After leaving Green Arrow seemingly dead before DC Comic's Infinite Crisis crossover, Judd Winick resurrects the often counter-culture hero in Crawling Through the Wreckage as a mainstream politician--the new mayor of Star City. While the unexpected turn for the character is interesting and the book is well-written overall, there's a sense that Winick's trying to accomplish too much with the character. From defeating the super-villain Deathstroke to officiating over gay marriages, Judd Winick's Green Arrow may be a bit more rejuvenated than necessary.
Winick picks up the story one year after explosions leveled half of Star City, and he paints the situation with shades of New Orleans after Hurricane Katrina. While another voice decrying the New Orleans situation is welcome, Winick's parallels are considerably more heavy-handed than writer Geoff Johns' comparison of Coast City to New Orleans in Green Lantern, and Johns use of the city-as-metaphor predates Winick's by at least a year. Johns, as well, ties fear of starting over into the character of his protagonist, whereas Green Arrow's fight against his city's poverty feels more incidental than personal. As mayor of the city, Green Arrow fights the poverty without actually living in it.
Winick has Oliver Queen perform gay marriages as mayor, and while the political implications are potentially interesting, the move seems more to stir controversy than having any real tie to Winick's story. In fact, Winick stages a faux television argument over the marriages later in the story perhaps again to draw attention to the issue, but the disconnect with the main Green Arrow story is so great that the marriages plot feels tacked-on. The Green Arrow character has always had a component of social activism, and Winick's portrayal of Green Arrow as advocating gay rights is a welcome modernization of Green Arrow's politics, but as with Star City's plight, Winick fails to give the issue real weight.
As with many other of DC Comic's post-Infinite Crisis One Year Later stories, Crawling Through the Wreckage is something of a second origin for Green Arrow, but Winick's story raises the character beyond credibility. Winick writes a furious battle between Green Arrow and Deathstroke, where Arrow is finally able to put the villain in jail when Batman, Nightwing, and many others couldn't. In the previous Green Arrow trade paperback, Heading into the Light, Green Arrow fought Dr. Light, one of the main villains of DC's recent Identity Crisis series, and though Arrow and Light barely have a history, Winick wrote Light as especially focused on Arrow, perhaps raising Green Arrow's cache along with Dr. Light's own. Here Winick seems to be attempting the same thing, letting Arrow trump any of a number of other heroes. In both politics and crime-fighting, Winick attempts to make Green Arrow the everyman, and instead makes him hard to believe.
To be sure, Winick writes an enjoyable Green Arrow, and superhero fans will find a lot to love in this volume. When reading it, however, it helps to imagine Green Arrow as the only hero around--what Winick has written here is the ultimate Green Arrow story, bordering on the obsessive.
[Contains full covers.
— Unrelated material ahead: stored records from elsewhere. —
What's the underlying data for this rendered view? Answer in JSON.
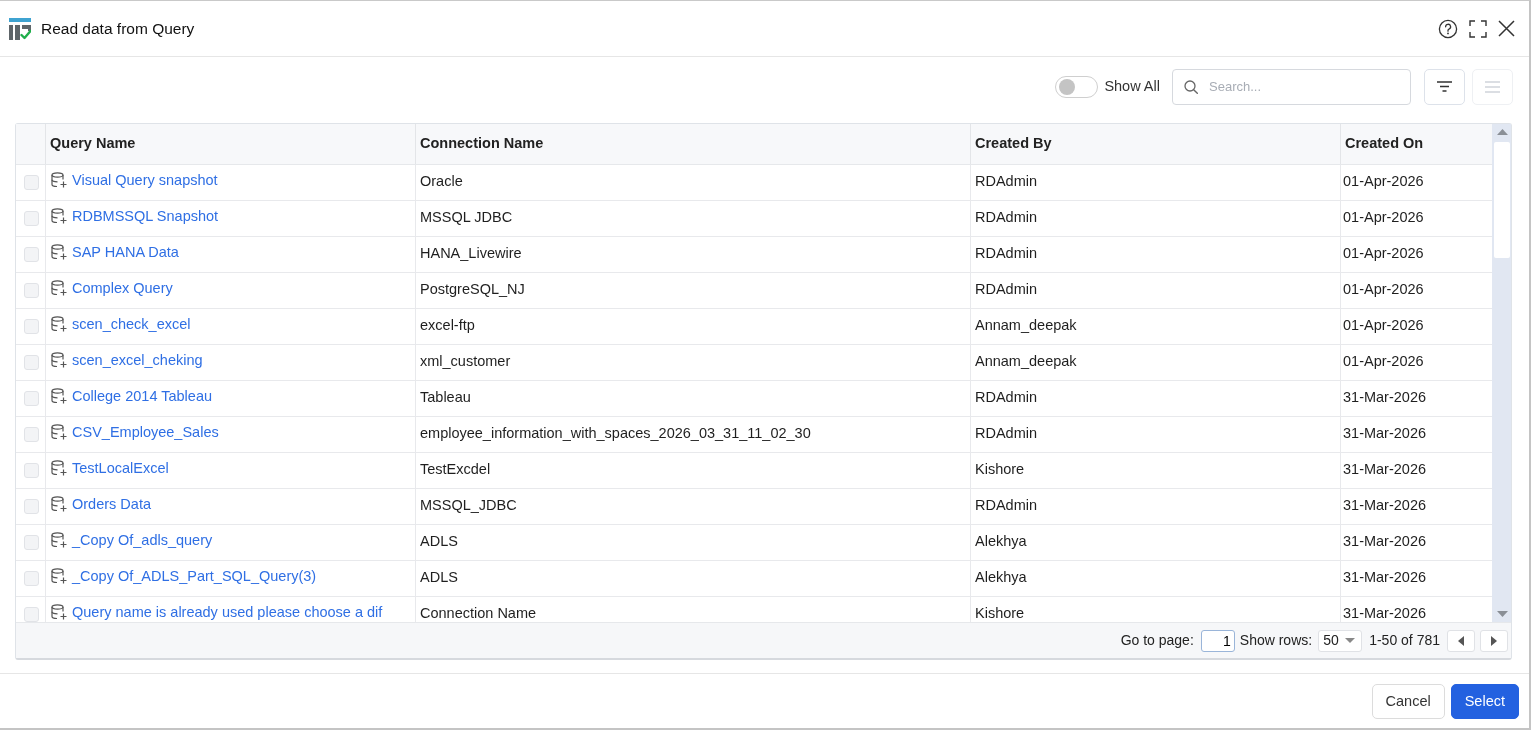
{
  "window": {
    "title": "Read data from Query"
  },
  "toolbar": {
    "show_all": {
      "label": "Show All",
      "on": false
    },
    "search": {
      "placeholder": "Search..."
    },
    "buttons": [
      {
        "kind": "filter",
        "disabled": false
      },
      {
        "kind": "menu",
        "disabled": true
      }
    ]
  },
  "table": {
    "columns": [
      "Query Name",
      "Connection Name",
      "Created By",
      "Created On"
    ],
    "rows": [
      {
        "checked": false,
        "cells": [
          "Visual Query snapshot",
          "Oracle",
          "RDAdmin",
          "01-Apr-2026"
        ]
      },
      {
        "checked": false,
        "cells": [
          "RDBMSSQL Snapshot",
          "MSSQL JDBC",
          "RDAdmin",
          "01-Apr-2026"
        ]
      },
      {
        "checked": false,
        "cells": [
          "SAP HANA Data",
          "HANA_Livewire",
          "RDAdmin",
          "01-Apr-2026"
        ]
      },
      {
        "checked": false,
        "cells": [
          "Complex Query",
          "PostgreSQL_NJ",
          "RDAdmin",
          "01-Apr-2026"
        ]
      },
      {
        "checked": false,
        "cells": [
          "scen_check_excel",
          "excel-ftp",
          "Annam_deepak",
          "01-Apr-2026"
        ]
      },
      {
        "checked": false,
        "cells": [
          "scen_excel_cheking",
          "xml_customer",
          "Annam_deepak",
          "01-Apr-2026"
        ]
      },
      {
        "checked": false,
        "cells": [
          "College 2014 Tableau",
          "Tableau",
          "RDAdmin",
          "31-Mar-2026"
        ]
      },
      {
        "checked": false,
        "cells": [
          "CSV_Employee_Sales",
          "employee_information_with_spaces_2026_03_31_11_02_30",
          "RDAdmin",
          "31-Mar-2026"
        ]
      },
      {
        "checked": false,
        "cells": [
          "TestLocalExcel",
          "TestExcdel",
          "Kishore",
          "31-Mar-2026"
        ]
      },
      {
        "checked": false,
        "cells": [
          "Orders Data",
          "MSSQL_JDBC",
          "RDAdmin",
          "31-Mar-2026"
        ]
      },
      {
        "checked": false,
        "cells": [
          "_Copy Of_adls_query",
          "ADLS",
          "Alekhya",
          "31-Mar-2026"
        ]
      },
      {
        "checked": false,
        "cells": [
          "_Copy Of_ADLS_Part_SQL_Query(3)",
          "ADLS",
          "Alekhya",
          "31-Mar-2026"
        ]
      },
      {
        "checked": false,
        "cells": [
          "Query name is already used please choose a dif",
          "Connection Name",
          "Kishore",
          "31-Mar-2026"
        ]
      }
    ]
  },
  "pagination": {
    "go_to_label": "Go to page:",
    "page": "1",
    "rows_label": "Show rows:",
    "rows_per_page": "50",
    "range": "1-50 of 781"
  },
  "buttons": [
    {
      "label": "Cancel",
      "kind": "secondary"
    },
    {
      "label": "Select",
      "kind": "primary"
    }
  ]
}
Thanks to the eagle-eyed reader who noticed that this was originally posted as Green Arrow: Crawling FROM the Wreckage -- the actual book says "through," though this is wrong on DCComics.com and Amazon, among others.]
Sunday, July 22, 2007
Posted at 1:18 PM (Permalink) | 2 comments | Tags: DC Comics, Green Arrow, Judd Winick, One Year Later, review